_DATA SUPPLIED_.
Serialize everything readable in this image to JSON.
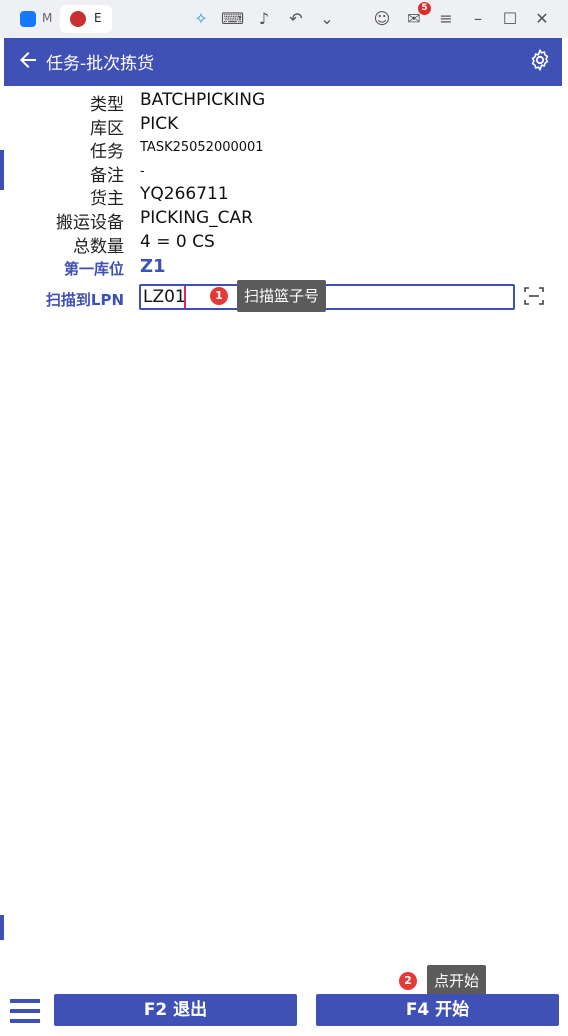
{
  "browser": {
    "tabs": [
      {
        "label": "M"
      },
      {
        "label": "E"
      }
    ],
    "icons": [
      "butterfly-icon",
      "keyboard-icon",
      "volume-icon",
      "undo-icon",
      "chevron-down-icon",
      "user-icon",
      "mail-icon",
      "menu-icon",
      "minimize-icon",
      "maximize-icon",
      "close-icon"
    ],
    "mail_badge": "5"
  },
  "header": {
    "title": "任务-批次拣货"
  },
  "fields": [
    {
      "label": "类型",
      "value": "BATCHPICKING"
    },
    {
      "label": "库区",
      "value": "PICK"
    },
    {
      "label": "任务",
      "value": "TASK25052000001"
    },
    {
      "label": "备注",
      "value": "-"
    },
    {
      "label": "货主",
      "value": "YQ266711"
    },
    {
      "label": "搬运设备",
      "value": "PICKING_CAR"
    },
    {
      "label": "总数量",
      "value": "4 = 0 CS"
    }
  ],
  "first_location": {
    "label": "第一库位",
    "value": "Z1"
  },
  "scan": {
    "label": "扫描到LPN",
    "value": "LZ01"
  },
  "tips": [
    {
      "num": "1",
      "text": "扫描篮子号"
    },
    {
      "num": "2",
      "text": "点开始"
    }
  ],
  "footer": {
    "exit_label": "F2 退出",
    "start_label": "F4 开始"
  },
  "colors": {
    "primary": "#3f51b5",
    "badge": "#e53935"
  }
}
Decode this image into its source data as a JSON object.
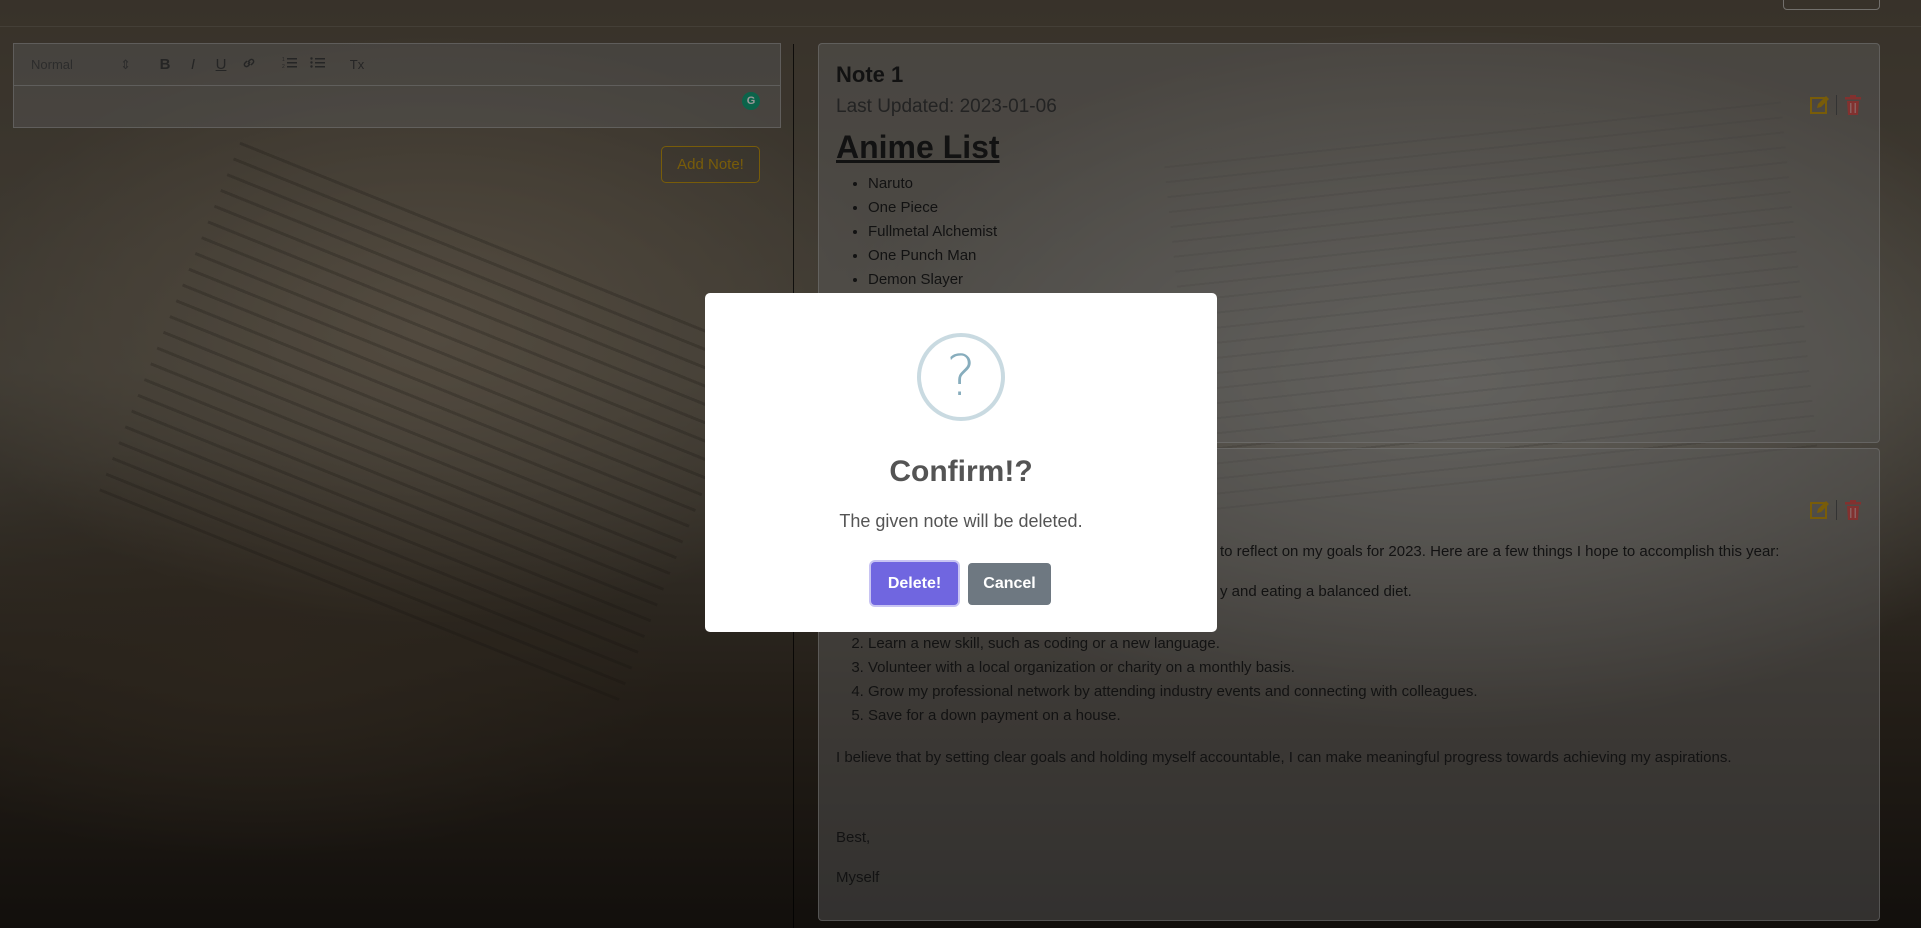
{
  "editor": {
    "format_select": "Normal",
    "toolbar_icons": [
      "bold-icon",
      "italic-icon",
      "underline-icon",
      "link-icon",
      "ordered-list-icon",
      "bullet-list-icon",
      "clear-format-icon"
    ],
    "bold": "B",
    "italic": "I",
    "underline": "U",
    "clear": "Tx",
    "grammarly": "G",
    "add_button": "Add Note!"
  },
  "notes": [
    {
      "title": "Note 1",
      "date": "Last Updated: 2023-01-06",
      "heading": "Anime List",
      "items": [
        "Naruto",
        "One Piece",
        "Fullmetal Alchemist",
        "One Punch Man",
        "Demon Slayer"
      ]
    },
    {
      "intro": "to reflect on my goals for 2023. Here are a few things I hope to accomplish this year:",
      "intro2": "y and eating a balanced diet.",
      "items": [
        "Learn a new skill, such as coding or a new language.",
        "Volunteer with a local organization or charity on a monthly basis.",
        "Grow my professional network by attending industry events and connecting with colleagues.",
        "Save for a down payment on a house."
      ],
      "paragraph": "I believe that by setting clear goals and holding myself accountable, I can make meaningful progress towards achieving my aspirations.",
      "closing": "Best,",
      "signature": "Myself"
    }
  ],
  "colors": {
    "accent_warning": "#c99a10",
    "delete_red": "#d9534f",
    "confirm_purple": "#7066e0",
    "cancel_gray": "#6e7881"
  },
  "modal": {
    "icon": "question-icon",
    "icon_glyph": "?",
    "title": "Confirm!?",
    "text": "The given note will be deleted.",
    "confirm_label": "Delete!",
    "cancel_label": "Cancel"
  }
}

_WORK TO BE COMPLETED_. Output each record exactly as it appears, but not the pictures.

_EXERCISE RESULT_.
Serialize everything readable in this image to JSON.
{
  "browser": {
    "tabs": [
      {
        "label": "M"
      },
      {
        "label": "E"
      }
    ],
    "icons": [
      "butterfly-icon",
      "keyboard-icon",
      "volume-icon",
      "undo-icon",
      "chevron-down-icon",
      "user-icon",
      "mail-icon",
      "menu-icon",
      "minimize-icon",
      "maximize-icon",
      "close-icon"
    ],
    "mail_badge": "5"
  },
  "header": {
    "title": "任务-批次拣货"
  },
  "fields": [
    {
      "label": "类型",
      "value": "BATCHPICKING"
    },
    {
      "label": "库区",
      "value": "PICK"
    },
    {
      "label": "任务",
      "value": "TASK25052000001"
    },
    {
      "label": "备注",
      "value": "-"
    },
    {
      "label": "货主",
      "value": "YQ266711"
    },
    {
      "label": "搬运设备",
      "value": "PICKING_CAR"
    },
    {
      "label": "总数量",
      "value": "4 = 0 CS"
    }
  ],
  "first_location": {
    "label": "第一库位",
    "value": "Z1"
  },
  "scan": {
    "label": "扫描到LPN",
    "value": "LZ01"
  },
  "tips": [
    {
      "num": "1",
      "text": "扫描篮子号"
    },
    {
      "num": "2",
      "text": "点开始"
    }
  ],
  "footer": {
    "exit_label": "F2 退出",
    "start_label": "F4 开始"
  },
  "colors": {
    "primary": "#3f51b5",
    "badge": "#e53935"
  }
}
Decode this image into its source data as a JSON object.
{
  "editor": {
    "format_select": "Normal",
    "toolbar_icons": [
      "bold-icon",
      "italic-icon",
      "underline-icon",
      "link-icon",
      "ordered-list-icon",
      "bullet-list-icon",
      "clear-format-icon"
    ],
    "bold": "B",
    "italic": "I",
    "underline": "U",
    "clear": "Tx",
    "grammarly": "G",
    "add_button": "Add Note!"
  },
  "notes": [
    {
      "title": "Note 1",
      "date": "Last Updated: 2023-01-06",
      "heading": "Anime List",
      "items": [
        "Naruto",
        "One Piece",
        "Fullmetal Alchemist",
        "One Punch Man",
        "Demon Slayer"
      ]
    },
    {
      "intro": "to reflect on my goals for 2023. Here are a few things I hope to accomplish this year:",
      "intro2": "y and eating a balanced diet.",
      "items": [
        "Learn a new skill, such as coding or a new language.",
        "Volunteer with a local organization or charity on a monthly basis.",
        "Grow my professional network by attending industry events and connecting with colleagues.",
        "Save for a down payment on a house."
      ],
      "paragraph": "I believe that by setting clear goals and holding myself accountable, I can make meaningful progress towards achieving my aspirations.",
      "closing": "Best,",
      "signature": "Myself"
    }
  ],
  "colors": {
    "accent_warning": "#c99a10",
    "delete_red": "#d9534f",
    "confirm_purple": "#7066e0",
    "cancel_gray": "#6e7881"
  },
  "modal": {
    "icon": "question-icon",
    "icon_glyph": "?",
    "title": "Confirm!?",
    "text": "The given note will be deleted.",
    "confirm_label": "Delete!",
    "cancel_label": "Cancel"
  }
}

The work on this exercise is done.